Recently Steve Duplessie posted a video blog; he was inspired by sights during a trip to Italy to ponder the fact that much in IT doesn’t go away. That in turn (perhaps motivated by my lack of an Italian visit!?) made me think about the things in IT that we actually do want to get rid of, or at least reduce…and how those very things are the main reasons why some infrastructural approaches stay with us for the long term! Here’s my video commentary:
Steve Duplessie, ESG's esteemed founder, he is my boss, recently posted a video capsule that was engaging and insightful. Inspired by visits to Pompeii and Rome, Steve pointed out that things in IT often change in detail but don't go away in principle or even practice. Mainframes, servers, tape, etc. persist. Clouds, flash or containers won't obliterate everything that preceded them.
It reminded me of a balancing truism. The things in IT that we have always wanted to get rid of or at least reduce: cost, time, management effort, and risk. There's an important link here. Important because it's a reminder to focus on what's really needed rather than being distracted by shiny IT objects.
The reason the things Dupe talked about as not going away stay is not nostalgia or laziness or inertia, but it's simply because they continue to serve some of more of those other foundational desires.

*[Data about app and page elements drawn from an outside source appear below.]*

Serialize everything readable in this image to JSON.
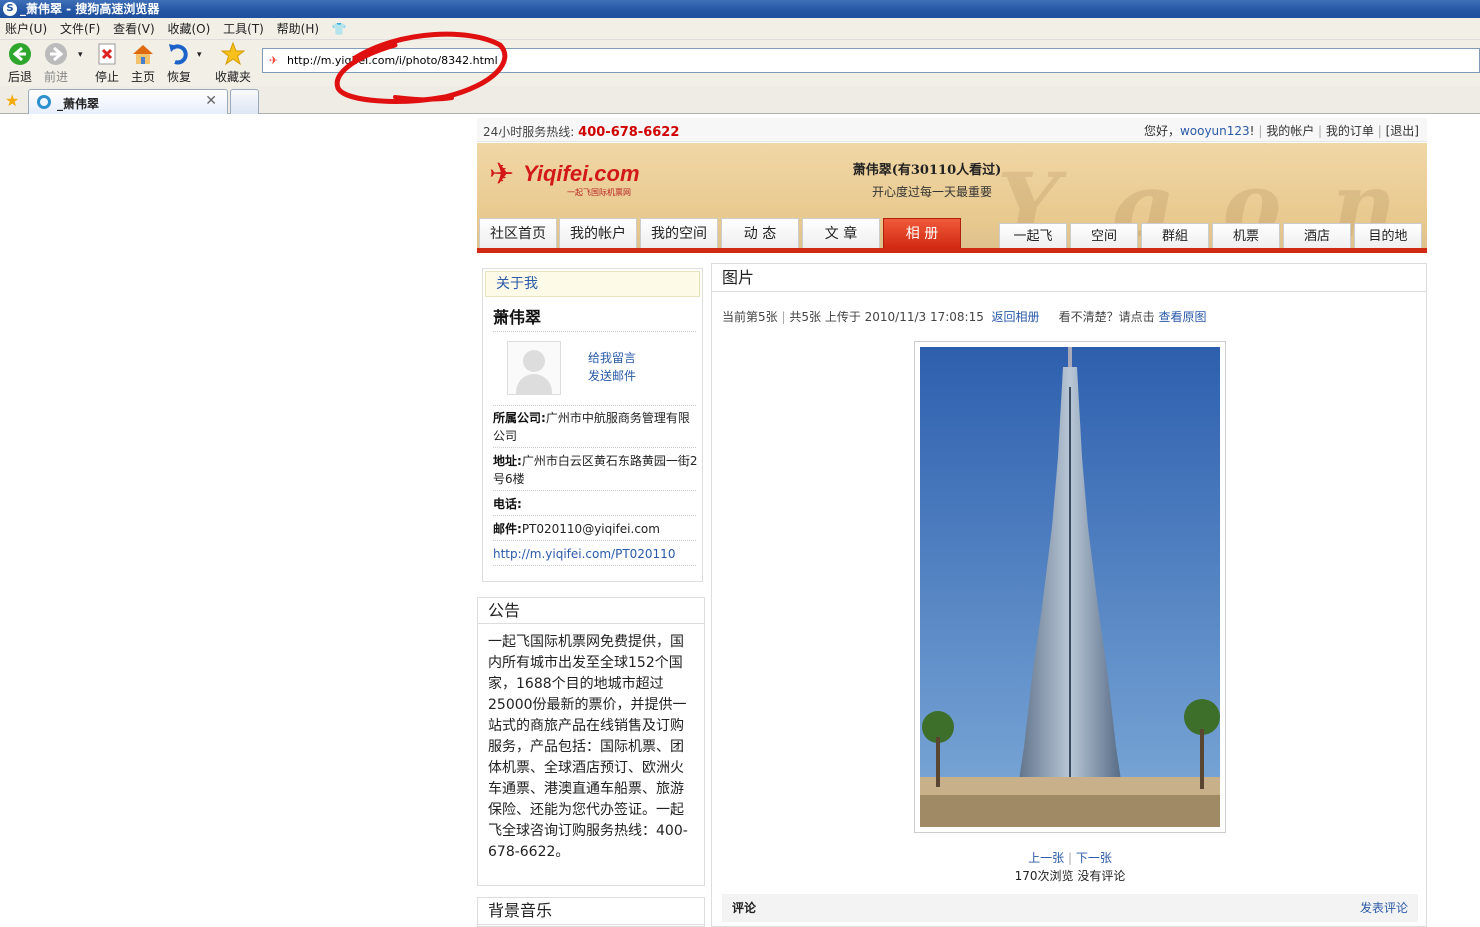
{
  "window": {
    "title": "_萧伟翠 - 搜狗高速浏览器"
  },
  "menu": [
    "账户(U)",
    "文件(F)",
    "查看(V)",
    "收藏(O)",
    "工具(T)",
    "帮助(H)"
  ],
  "toolbar": {
    "back": "后退",
    "forward": "前进",
    "stop": "停止",
    "home": "主页",
    "restore": "恢复",
    "favorites": "收藏夹"
  },
  "address": {
    "url": "http://m.yiqifei.com/i/photo/8342.html"
  },
  "tabs": [
    {
      "label": "_萧伟翠"
    }
  ],
  "site": {
    "hotline_label": "24小时服务热线:",
    "hotline": "400-678-6622",
    "greeting": "您好，",
    "username": "wooyun123",
    "greeting_end": "!",
    "my_account": "我的帐户",
    "my_orders": "我的订单",
    "logout": "[退出]",
    "logo_brand": "Yiqifei.com",
    "logo_sub": "一起飞国际机票网",
    "profile_title": "萧伟翠(有30110人看过)",
    "motto": "开心度过每一天最重要",
    "nav_main": [
      "社区首页",
      "我的帐户",
      "我的空间",
      "动 态",
      "文 章",
      "相 册"
    ],
    "nav_sub": [
      "一起飞",
      "空间",
      "群組",
      "机票",
      "酒店",
      "目的地"
    ]
  },
  "about": {
    "header": "关于我",
    "name": "萧伟翠",
    "leave_message": "给我留言",
    "send_mail": "发送邮件",
    "company_label": "所属公司:",
    "company": "广州市中航服商务管理有限公司",
    "address_label": "地址:",
    "address": "广州市白云区黄石东路黄园一街2号6楼",
    "phone_label": "电话:",
    "email_label": "邮件:",
    "email": "PT020110@yiqifei.com",
    "homepage": "http://m.yiqifei.com/PT020110"
  },
  "notice": {
    "header": "公告",
    "text": "一起飞国际机票网免费提供，国内所有城市出发至全球152个国家，1688个目的地城市超过25000份最新的票价，并提供一站式的商旅产品在线销售及订购服务，产品包括：国际机票、团体机票、全球酒店预订、欧洲火车通票、港澳直通车船票、旅游保险、还能为您代办签证。一起飞全球咨询订购服务热线：400-678-6622。"
  },
  "music": {
    "header": "背景音乐"
  },
  "photo": {
    "header": "图片",
    "current": "当前第5张",
    "total": "共5张",
    "uploaded": "上传于 2010/11/3 17:08:15",
    "back_album": "返回相册",
    "unclear": "看不清楚？请点击",
    "view_original": "查看原图",
    "prev": "上一张",
    "next": "下一张",
    "views": "170次浏览 没有评论",
    "comment_header": "评论",
    "post_comment": "发表评论"
  }
}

Some things do go away. Punch cards and fax machines are chariots that got replaced by mopeds and cars. But things that are good at optimizing or reducing resource usage and risk will stay.
So while private data centers might not optimize cost or even flexibility, they are perceived as helping to control risk. Meantime, clouds and containers will find their place and will stick around as long as they continue to help get rid of something. In their cases, it's some mix of time, cost, and effort that we do want to go away.